Power Plant OperatorPrint
POWER PLANT OPERATORS control the machinery that generates electricity. Power distributors and dispatchers control the flow of electricity from the power plant over a network of transmission lines to industrial plants and substations, and finally, over distribution lines to residential users. Most power plant operators work in plants fueled by electricity. Some work in power plants fueled by coal, oil, or natural gas. Power plant operators regulate and monitor boilers, turbines, generators, and auxiliary equipment such as coal crushers, ventilation equipment, electric breakers, and switching gear.
Salary, Size & Growth
- $69,500 average per year ($33.50 per hour)
- A medium occupation (63,500 workers in 2010)
- Expected to decline (0.2% per year)
Employers generally seek high school graduates for entry level POWER PLANT OPERATOR positions. Those with strong math and science skills are preferred.

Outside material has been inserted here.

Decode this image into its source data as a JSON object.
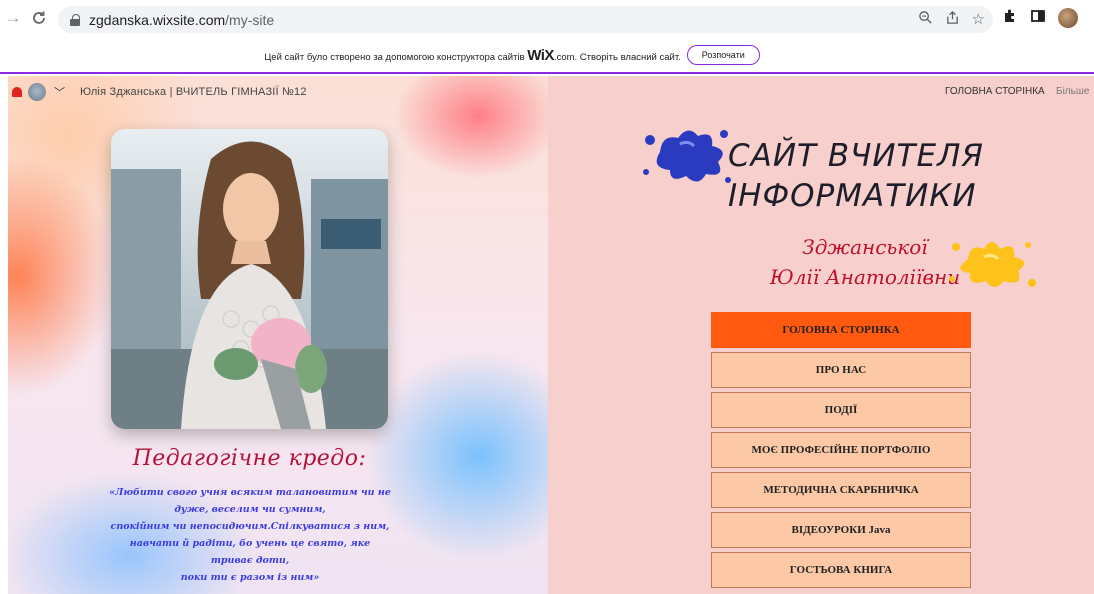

College level courses or prior experience in a mechanical or technical job may be helpful. Workers selected for training undergo extensive on-the-job and classroom training provided by the employer. Several years of training and experience are required to become a fully qualified operator. In addition to preliminary training as a power plant operator, distributor, or dispatcher, most workers are given periodic refresher training. No special licensing or certification is required for power plant operators.